• AahI′ toxin;
  • heterologous protein;
  • His-Tag;
  • nanobody;
  • N-glycosylation;
  • Pichia pastoris
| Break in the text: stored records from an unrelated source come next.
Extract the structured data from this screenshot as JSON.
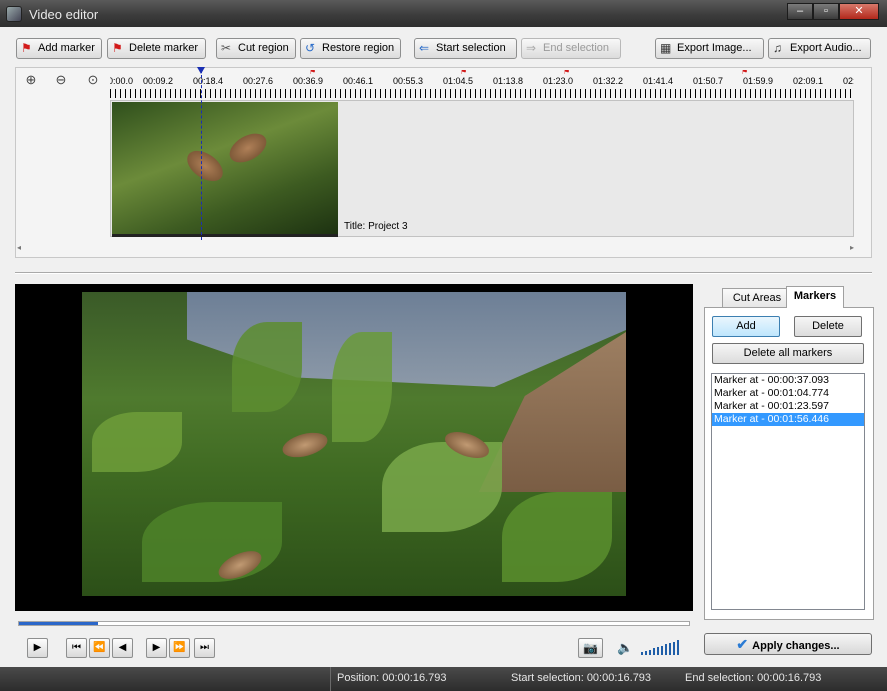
{
  "window": {
    "title": "Video editor",
    "controls": [
      "‒",
      "▫",
      "✕"
    ]
  },
  "toolbar": {
    "add_marker": "Add marker",
    "delete_marker": "Delete marker",
    "cut_region": "Cut region",
    "restore_region": "Restore region",
    "start_selection": "Start selection",
    "end_selection": "End selection",
    "export_image": "Export Image...",
    "export_audio": "Export Audio..."
  },
  "timeline": {
    "ruler_labels": [
      "0:00.0",
      "00:09.2",
      "00:18.4",
      "00:27.6",
      "00:36.9",
      "00:46.1",
      "00:55.3",
      "01:04.5",
      "01:13.8",
      "01:23.0",
      "01:32.2",
      "01:41.4",
      "01:50.7",
      "01:59.9",
      "02:09.1",
      "02:"
    ],
    "clip_title": "Title: Project 3"
  },
  "tabs": {
    "cut_areas": "Cut Areas",
    "markers": "Markers"
  },
  "markers_panel": {
    "add": "Add",
    "delete": "Delete",
    "delete_all": "Delete all markers",
    "items": [
      "Marker at - 00:00:37.093",
      "Marker at - 00:01:04.774",
      "Marker at - 00:01:23.597",
      "Marker at - 00:01:56.446"
    ],
    "selected_index": 3
  },
  "player": {
    "progress_fraction": 0.118,
    "play": "▶",
    "first": "⏮",
    "rewind": "⏪",
    "prev": "◀",
    "next": "▶",
    "forward": "⏩",
    "last": "⏭",
    "snapshot_icon": "camera-icon",
    "volume_icon": "speaker-icon"
  },
  "apply_button": "Apply changes...",
  "status": {
    "position": "Position: 00:00:16.793",
    "start_selection": "Start selection: 00:00:16.793",
    "end_selection": "End selection: 00:00:16.793"
  },
  "colors": {
    "accent": "#1a2fb3",
    "selection": "#3399ff",
    "marker_flag": "#d21a1a"
  }
}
Most large-scale microbial production of recombinant proteins are based on Escherichia coli, yeasts, or filamentous fungi systems. Using eukaryotic hosts, antibody fragments are generally expressed by targeting to the secretory pathway. This enables not only efficient disulfide bond formation but also secretion of soluble and correctly folded product. For this goal, a recombinant vector was constructed to produce a single-domain antibody (NbAahI′22) directed against AahI′ scorpion toxin using the methylotrophic yeast Pichia pastoris. The corresponding complementary DNA was cloned under control of the alcohol oxidase promoter in frame with the Saccharomyces α-factor secretion signal and then transferred to P. pastoris cell strain X-33. Using Western blot, we detected the expression of the recombinant NbAahI′22 exclusively in the culture medium. Targeting to the histidine label, the secreted nanobody was easily purified on nickel–nitrilotriacetic acid resin and then tested in enzyme-linked immunosorbent assay. Interestingly, the production level of the NbAahI′22 in its new glycosylated form reached more than sixfold that obtained in E. coli. These findings give more evidence for the utilization of P. pastoris as a heterologous expression system.